There is a critical need to develop new strategies to pharmacologically manipulate key receptors expressed by podocytes, a type of extravascular glomerular cell, to understand the consequences of podocyte-receptor signaling biology and potentially deliver safe and effective pharmaceuticals to cells in the urinary space. The overall objective of this proposal is to investigate the utility of in vivo protease activated receptor (PAR) antagonism for treatment of nephrotic syndrome. The central hypothesis is that antagonism of podocyte- expressed PARs will improve podocyte survival and proteinuria in experimental nephrotic syndrome. There are significant challenges to the development of clinically viable PAR antagonists. Thus, we will investigate the ability of a novel class of `nano' antibodies, derived from camelid species, which are known to cross the glomerular filtration barrier for their ability to antagonize PAR-signaling. Using established podocyte cell culture lines, nephrotic syndrome animal models, PAR-signaling assays, and conventional small molecule PAR inhibitors, we will examine the consequences of PAR antagonism on podocyte survival and proteinuria. A novel, rapid flow cytometry approach to determining in situ podocyte survival will be validated against conventional methods. This application is directly responsive to the NIDDK Limited Competition R03 program for career development awardees; PAR-16-148. Thus, completion of the proposed research is expected to facilitate the development of unique, innovative research resources (nanobodies and flow cytometry techniques) that will accelerate the career progression of a successful K08 career development awardee toward the independent phase of his physician-scientist career. The PI is committed to applied molecular hemostasis research in the field of glomerular diseases and will thus leverage these resources to successfully compete for R01 funding to systematically analyze coagulation signaling in glomerular disease.

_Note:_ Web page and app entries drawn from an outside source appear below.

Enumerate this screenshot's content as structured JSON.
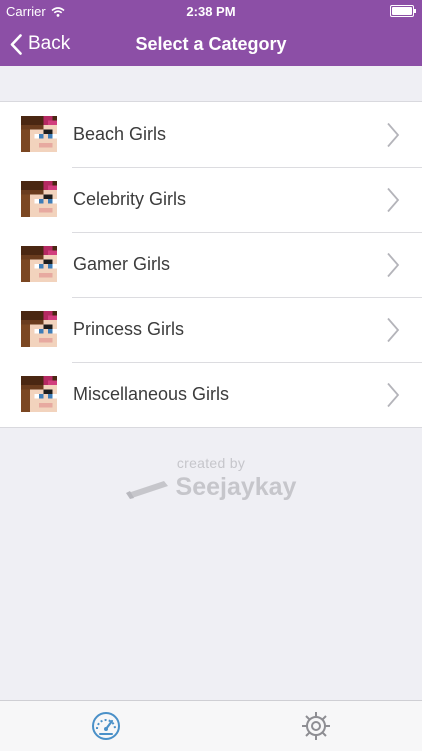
{
  "status_bar": {
    "carrier": "Carrier",
    "time": "2:38 PM"
  },
  "nav": {
    "back_label": "Back",
    "title": "Select a Category"
  },
  "categories": [
    {
      "label": "Beach Girls",
      "icon": "girl-avatar-icon"
    },
    {
      "label": "Celebrity Girls",
      "icon": "girl-avatar-icon"
    },
    {
      "label": "Gamer Girls",
      "icon": "girl-avatar-icon"
    },
    {
      "label": "Princess Girls",
      "icon": "girl-avatar-icon"
    },
    {
      "label": "Miscellaneous Girls",
      "icon": "girl-avatar-icon"
    }
  ],
  "footer": {
    "created_by": "created by",
    "brand": "Seejaykay"
  },
  "tab_bar": {
    "tabs": [
      {
        "icon": "dashboard-icon",
        "active": true
      },
      {
        "icon": "settings-icon",
        "active": false
      }
    ]
  },
  "colors": {
    "nav_bg": "#8c4fa6",
    "background": "#efeff4",
    "tab_active": "#4a90c8",
    "footer_text": "#c6c6cb"
  }
}
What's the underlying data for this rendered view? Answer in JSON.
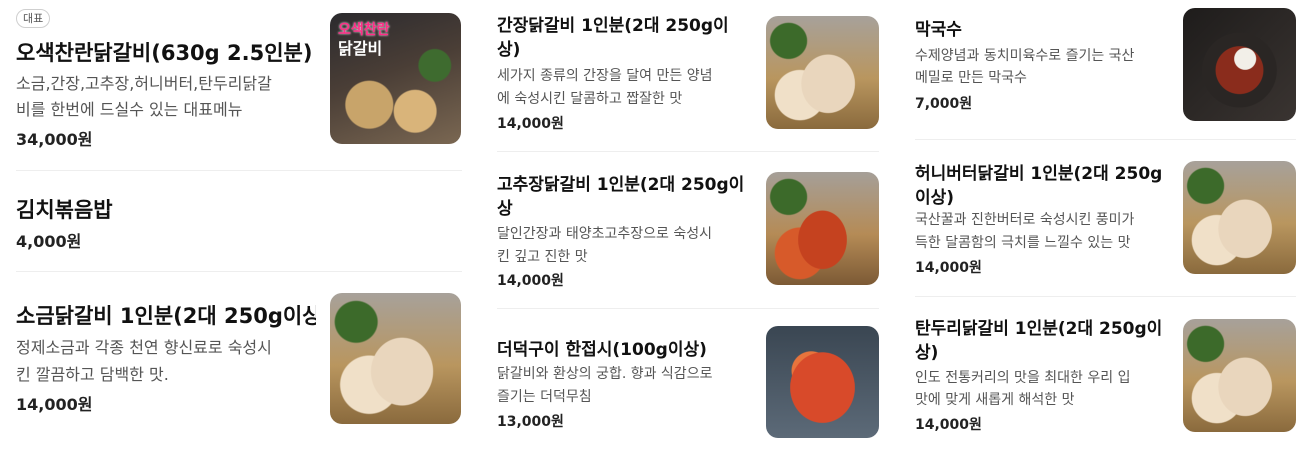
{
  "badge": "대표",
  "columns": [
    {
      "items": [
        {
          "name": "오색찬란닭갈비(630g 2.5인분)",
          "desc_lines": [
            "소금,간장,고추장,허니버터,탄두리닭갈",
            "비를 한번에 드실수 있는 대표메뉴"
          ],
          "price": "34,000원",
          "image": "grill",
          "image_text": [
            "오색찬란",
            "닭갈비"
          ]
        },
        {
          "name": "김치볶음밥",
          "desc_lines": [],
          "price": "4,000원",
          "image": null
        },
        {
          "name": "소금닭갈비 1인분(2대 250g이상",
          "desc_lines": [
            "정제소금과 각종 천연 향신료로 숙성시",
            "킨 깔끔하고 담백한 맛."
          ],
          "price": "14,000원",
          "image": "plain"
        }
      ]
    },
    {
      "items": [
        {
          "name_lines": [
            "간장닭갈비 1인분(2대 250g이",
            "상)"
          ],
          "desc_lines": [
            "세가지 종류의 간장을 달여 만든 양념",
            "에 숙성시킨 달콤하고 짭잘한 맛"
          ],
          "price": "14,000원",
          "image": "plain"
        },
        {
          "name_lines": [
            "고추장닭갈비 1인분(2대 250g이",
            "상"
          ],
          "desc_lines": [
            "달인간장과 태양초고추장으로 숙성시",
            "킨 깊고 진한 맛"
          ],
          "price": "14,000원",
          "image": "spicy"
        },
        {
          "name_lines": [
            "더덕구이 한접시(100g이상)"
          ],
          "desc_lines": [
            "닭갈비와 환상의 궁합. 향과 식감으로",
            "즐기는 더덕무침"
          ],
          "price": "13,000원",
          "image": "deodeok"
        }
      ]
    },
    {
      "items": [
        {
          "name_lines": [
            "막국수"
          ],
          "desc_lines": [
            "수제양념과 동치미육수로 즐기는 국산",
            "메밀로 만든 막국수"
          ],
          "price": "7,000원",
          "image": "makguksu"
        },
        {
          "name_lines": [
            "허니버터닭갈비 1인분(2대 250g",
            "이상)"
          ],
          "desc_lines": [
            "국산꿀과 진한버터로 숙성시킨 풍미가",
            "득한 달콤함의 극치를 느낄수 있는 맛"
          ],
          "price": "14,000원",
          "image": "plain"
        },
        {
          "name_lines": [
            "탄두리닭갈비 1인분(2대 250g이",
            "상)"
          ],
          "desc_lines": [
            "인도 전통커리의 맛을 최대한 우리 입",
            "맛에 맞게 새롭게 해석한 맛"
          ],
          "price": "14,000원",
          "image": "plain"
        }
      ]
    }
  ]
}
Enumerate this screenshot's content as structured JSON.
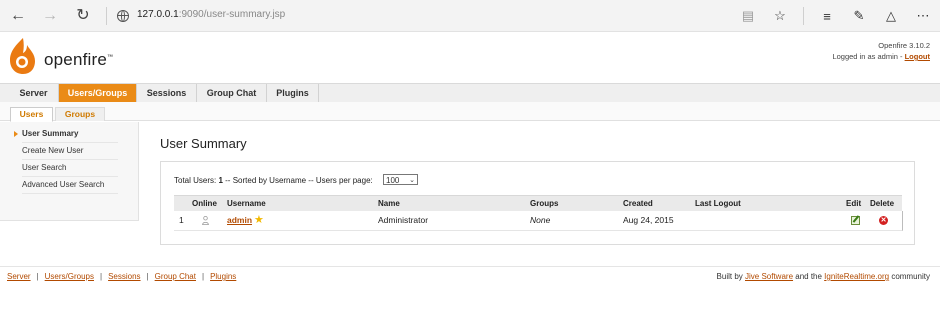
{
  "browser": {
    "url_host": "127.0.0.1",
    "url_rest": ":9090/user-summary.jsp"
  },
  "header": {
    "brand": "openfire",
    "version": "Openfire 3.10.2",
    "logged_in_prefix": "Logged in as admin - ",
    "logout_label": "Logout"
  },
  "main_tabs": [
    {
      "label": "Server"
    },
    {
      "label": "Users/Groups"
    },
    {
      "label": "Sessions"
    },
    {
      "label": "Group Chat"
    },
    {
      "label": "Plugins"
    }
  ],
  "sub_tabs": [
    {
      "label": "Users"
    },
    {
      "label": "Groups"
    }
  ],
  "sidebar": {
    "items": [
      {
        "label": "User Summary"
      },
      {
        "label": "Create New User"
      },
      {
        "label": "User Search"
      },
      {
        "label": "Advanced User Search"
      }
    ]
  },
  "content": {
    "title": "User Summary",
    "summary_prefix": "Total Users: ",
    "total_users": "1",
    "summary_suffix": " -- Sorted by Username -- Users per page:",
    "per_page": "100"
  },
  "table": {
    "headers": {
      "online": "Online",
      "username": "Username",
      "name": "Name",
      "groups": "Groups",
      "created": "Created",
      "last_logout": "Last Logout",
      "edit": "Edit",
      "delete": "Delete"
    },
    "rows": [
      {
        "index": "1",
        "username": "admin",
        "name": "Administrator",
        "groups": "None",
        "created": "Aug 24, 2015",
        "last_logout": ""
      }
    ]
  },
  "footer": {
    "links": [
      "Server",
      "Users/Groups",
      "Sessions",
      "Group Chat",
      "Plugins"
    ],
    "built_by": "Built by ",
    "jive": "Jive Software",
    "and_the": " and the ",
    "ignite": "IgniteRealtime.org",
    "community": " community"
  },
  "colors": {
    "accent": "#ea8b17",
    "link": "#b24a00"
  }
}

The proposed research project is relevant to public health because glomerular disease is a leading cause of end stage kidney disease and death in the United States. Current treatments for nephrotic syndrome, a leading cause of glomerular disease, are associated with severe side effects and are not always successful, so new approaches are needed. Studying the ability of protease activated receptor antagonists to improve key markers of nephrotic syndrome disease severity is expected to lead to discovery of new treatments for nephrotic syndrome and other kidney diseases.